Excerpts from an interface dataset
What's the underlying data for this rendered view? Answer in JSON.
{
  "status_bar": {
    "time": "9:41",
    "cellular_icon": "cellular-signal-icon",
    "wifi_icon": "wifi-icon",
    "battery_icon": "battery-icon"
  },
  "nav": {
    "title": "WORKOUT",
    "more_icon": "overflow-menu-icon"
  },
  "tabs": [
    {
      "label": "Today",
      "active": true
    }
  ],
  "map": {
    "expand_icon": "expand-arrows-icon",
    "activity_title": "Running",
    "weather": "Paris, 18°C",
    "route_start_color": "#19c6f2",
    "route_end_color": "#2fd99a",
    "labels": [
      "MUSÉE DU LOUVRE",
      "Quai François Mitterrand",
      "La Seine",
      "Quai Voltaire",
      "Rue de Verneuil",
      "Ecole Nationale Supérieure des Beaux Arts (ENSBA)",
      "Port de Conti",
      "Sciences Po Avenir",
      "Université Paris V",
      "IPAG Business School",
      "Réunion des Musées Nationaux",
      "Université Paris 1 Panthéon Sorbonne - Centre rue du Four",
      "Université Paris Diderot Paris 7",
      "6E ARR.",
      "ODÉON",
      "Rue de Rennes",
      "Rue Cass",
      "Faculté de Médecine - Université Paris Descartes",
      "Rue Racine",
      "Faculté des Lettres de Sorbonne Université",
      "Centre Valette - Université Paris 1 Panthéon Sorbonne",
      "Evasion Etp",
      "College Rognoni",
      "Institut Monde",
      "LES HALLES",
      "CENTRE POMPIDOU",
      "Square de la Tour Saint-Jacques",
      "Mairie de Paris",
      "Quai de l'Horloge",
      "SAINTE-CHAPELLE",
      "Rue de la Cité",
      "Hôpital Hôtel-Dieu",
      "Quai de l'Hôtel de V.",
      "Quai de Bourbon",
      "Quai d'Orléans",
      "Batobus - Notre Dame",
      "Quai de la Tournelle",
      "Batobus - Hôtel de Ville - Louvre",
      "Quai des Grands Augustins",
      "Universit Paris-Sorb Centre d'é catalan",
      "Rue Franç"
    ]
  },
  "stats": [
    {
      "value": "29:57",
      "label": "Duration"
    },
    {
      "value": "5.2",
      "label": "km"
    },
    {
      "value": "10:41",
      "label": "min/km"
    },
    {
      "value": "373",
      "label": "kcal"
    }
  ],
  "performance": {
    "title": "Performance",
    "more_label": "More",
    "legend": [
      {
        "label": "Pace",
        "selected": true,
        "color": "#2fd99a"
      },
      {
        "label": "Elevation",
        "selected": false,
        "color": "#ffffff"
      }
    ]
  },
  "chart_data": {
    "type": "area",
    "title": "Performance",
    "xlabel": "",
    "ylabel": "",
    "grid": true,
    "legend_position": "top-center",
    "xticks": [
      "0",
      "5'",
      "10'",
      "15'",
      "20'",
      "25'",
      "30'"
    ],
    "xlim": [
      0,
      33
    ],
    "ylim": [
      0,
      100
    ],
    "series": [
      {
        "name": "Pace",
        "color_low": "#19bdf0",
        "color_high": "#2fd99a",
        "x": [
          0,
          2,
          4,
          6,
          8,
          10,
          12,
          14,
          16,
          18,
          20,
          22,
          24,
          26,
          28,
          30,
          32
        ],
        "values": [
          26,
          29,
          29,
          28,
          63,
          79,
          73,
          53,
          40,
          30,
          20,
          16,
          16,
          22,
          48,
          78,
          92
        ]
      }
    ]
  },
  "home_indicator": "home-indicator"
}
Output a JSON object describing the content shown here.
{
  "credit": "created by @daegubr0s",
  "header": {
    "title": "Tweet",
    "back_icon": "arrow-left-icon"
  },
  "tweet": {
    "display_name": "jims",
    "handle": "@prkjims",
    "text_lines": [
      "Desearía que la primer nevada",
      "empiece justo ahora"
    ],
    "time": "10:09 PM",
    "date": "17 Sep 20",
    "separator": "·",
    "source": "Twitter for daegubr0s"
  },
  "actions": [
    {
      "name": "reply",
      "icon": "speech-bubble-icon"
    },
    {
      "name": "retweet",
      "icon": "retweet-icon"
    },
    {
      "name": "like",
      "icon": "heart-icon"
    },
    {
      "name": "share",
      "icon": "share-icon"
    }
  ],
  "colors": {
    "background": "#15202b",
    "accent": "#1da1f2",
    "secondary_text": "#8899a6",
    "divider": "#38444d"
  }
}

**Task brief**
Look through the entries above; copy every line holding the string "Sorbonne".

**Written answer**
      "Université Paris 1 Panthéon Sorbonne - Centre rue du Four",
      "Faculté des Lettres de Sorbonne Université",
      "Centre Valette - Université Paris 1 Panthéon Sorbonne",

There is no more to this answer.